━━ Source data ━━
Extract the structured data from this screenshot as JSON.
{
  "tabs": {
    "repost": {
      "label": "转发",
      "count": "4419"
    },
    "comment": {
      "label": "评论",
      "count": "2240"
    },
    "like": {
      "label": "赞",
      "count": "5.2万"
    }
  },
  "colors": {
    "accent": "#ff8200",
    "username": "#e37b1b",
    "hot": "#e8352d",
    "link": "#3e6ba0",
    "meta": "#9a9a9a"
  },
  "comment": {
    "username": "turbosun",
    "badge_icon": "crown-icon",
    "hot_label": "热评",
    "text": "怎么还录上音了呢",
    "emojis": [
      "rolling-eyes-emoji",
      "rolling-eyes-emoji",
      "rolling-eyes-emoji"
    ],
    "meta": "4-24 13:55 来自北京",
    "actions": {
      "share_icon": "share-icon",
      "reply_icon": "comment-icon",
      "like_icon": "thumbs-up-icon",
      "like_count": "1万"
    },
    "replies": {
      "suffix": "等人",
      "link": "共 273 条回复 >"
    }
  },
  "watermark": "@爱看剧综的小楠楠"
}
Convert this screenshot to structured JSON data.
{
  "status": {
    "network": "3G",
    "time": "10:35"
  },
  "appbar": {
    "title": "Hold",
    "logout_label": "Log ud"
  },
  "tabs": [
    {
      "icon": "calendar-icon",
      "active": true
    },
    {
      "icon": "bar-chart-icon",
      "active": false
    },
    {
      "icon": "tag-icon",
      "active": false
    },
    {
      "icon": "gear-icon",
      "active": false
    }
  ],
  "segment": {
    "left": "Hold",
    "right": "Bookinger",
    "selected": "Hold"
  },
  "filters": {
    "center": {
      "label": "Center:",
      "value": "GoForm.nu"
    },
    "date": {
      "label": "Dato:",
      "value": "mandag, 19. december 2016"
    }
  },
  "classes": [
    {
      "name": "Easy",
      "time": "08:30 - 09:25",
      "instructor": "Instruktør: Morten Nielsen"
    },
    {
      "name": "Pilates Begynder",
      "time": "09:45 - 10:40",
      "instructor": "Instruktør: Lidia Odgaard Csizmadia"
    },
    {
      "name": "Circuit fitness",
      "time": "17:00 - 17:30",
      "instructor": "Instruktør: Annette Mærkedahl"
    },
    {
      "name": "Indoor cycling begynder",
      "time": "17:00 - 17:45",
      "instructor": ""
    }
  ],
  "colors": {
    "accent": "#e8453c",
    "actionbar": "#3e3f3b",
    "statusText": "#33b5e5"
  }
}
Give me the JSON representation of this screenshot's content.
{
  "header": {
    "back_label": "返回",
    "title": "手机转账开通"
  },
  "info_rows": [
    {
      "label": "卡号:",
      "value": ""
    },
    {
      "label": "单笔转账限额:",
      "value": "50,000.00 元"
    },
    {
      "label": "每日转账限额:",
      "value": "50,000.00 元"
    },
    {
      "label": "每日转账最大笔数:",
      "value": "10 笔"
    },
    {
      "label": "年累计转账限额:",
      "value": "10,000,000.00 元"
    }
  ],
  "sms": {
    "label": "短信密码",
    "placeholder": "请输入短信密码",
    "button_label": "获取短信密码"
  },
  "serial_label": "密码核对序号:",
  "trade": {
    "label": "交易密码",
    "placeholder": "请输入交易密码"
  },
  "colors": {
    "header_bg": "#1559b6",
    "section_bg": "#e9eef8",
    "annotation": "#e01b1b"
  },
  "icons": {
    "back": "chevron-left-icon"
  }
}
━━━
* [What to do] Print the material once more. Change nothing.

* [Output of the exercise]
Extract the structured data from this screenshot as JSON.
{
  "tabs": {
    "repost": {
      "label": "转发",
      "count": "4419"
    },
    "comment": {
      "label": "评论",
      "count": "2240"
    },
    "like": {
      "label": "赞",
      "count": "5.2万"
    }
  },
  "colors": {
    "accent": "#ff8200",
    "username": "#e37b1b",
    "hot": "#e8352d",
    "link": "#3e6ba0",
    "meta": "#9a9a9a"
  },
  "comment": {
    "username": "turbosun",
    "badge_icon": "crown-icon",
    "hot_label": "热评",
    "text": "怎么还录上音了呢",
    "emojis": [
      "rolling-eyes-emoji",
      "rolling-eyes-emoji",
      "rolling-eyes-emoji"
    ],
    "meta": "4-24 13:55 来自北京",
    "actions": {
      "share_icon": "share-icon",
      "reply_icon": "comment-icon",
      "like_icon": "thumbs-up-icon",
      "like_count": "1万"
    },
    "replies": {
      "suffix": "等人",
      "link": "共 273 条回复 >"
    }
  },
  "watermark": "@爱看剧综的小楠楠"
}
Convert this screenshot to structured JSON data.
{
  "status": {
    "network": "3G",
    "time": "10:35"
  },
  "appbar": {
    "title": "Hold",
    "logout_label": "Log ud"
  },
  "tabs": [
    {
      "icon": "calendar-icon",
      "active": true
    },
    {
      "icon": "bar-chart-icon",
      "active": false
    },
    {
      "icon": "tag-icon",
      "active": false
    },
    {
      "icon": "gear-icon",
      "active": false
    }
  ],
  "segment": {
    "left": "Hold",
    "right": "Bookinger",
    "selected": "Hold"
  },
  "filters": {
    "center": {
      "label": "Center:",
      "value": "GoForm.nu"
    },
    "date": {
      "label": "Dato:",
      "value": "mandag, 19. december 2016"
    }
  },
  "classes": [
    {
      "name": "Easy",
      "time": "08:30 - 09:25",
      "instructor": "Instruktør: Morten Nielsen"
    },
    {
      "name": "Pilates Begynder",
      "time": "09:45 - 10:40",
      "instructor": "Instruktør: Lidia Odgaard Csizmadia"
    },
    {
      "name": "Circuit fitness",
      "time": "17:00 - 17:30",
      "instructor": "Instruktør: Annette Mærkedahl"
    },
    {
      "name": "Indoor cycling begynder",
      "time": "17:00 - 17:45",
      "instructor": ""
    }
  ],
  "colors": {
    "accent": "#e8453c",
    "actionbar": "#3e3f3b",
    "statusText": "#33b5e5"
  }
}
Give me the JSON representation of this screenshot's content.
{
  "header": {
    "back_label": "返回",
    "title": "手机转账开通"
  },
  "info_rows": [
    {
      "label": "卡号:",
      "value": ""
    },
    {
      "label": "单笔转账限额:",
      "value": "50,000.00 元"
    },
    {
      "label": "每日转账限额:",
      "value": "50,000.00 元"
    },
    {
      "label": "每日转账最大笔数:",
      "value": "10 笔"
    },
    {
      "label": "年累计转账限额:",
      "value": "10,000,000.00 元"
    }
  ],
  "sms": {
    "label": "短信密码",
    "placeholder": "请输入短信密码",
    "button_label": "获取短信密码"
  },
  "serial_label": "密码核对序号:",
  "trade": {
    "label": "交易密码",
    "placeholder": "请输入交易密码"
  },
  "colors": {
    "header_bg": "#1559b6",
    "section_bg": "#e9eef8",
    "annotation": "#e01b1b"
  },
  "icons": {
    "back": "chevron-left-icon"
  }
}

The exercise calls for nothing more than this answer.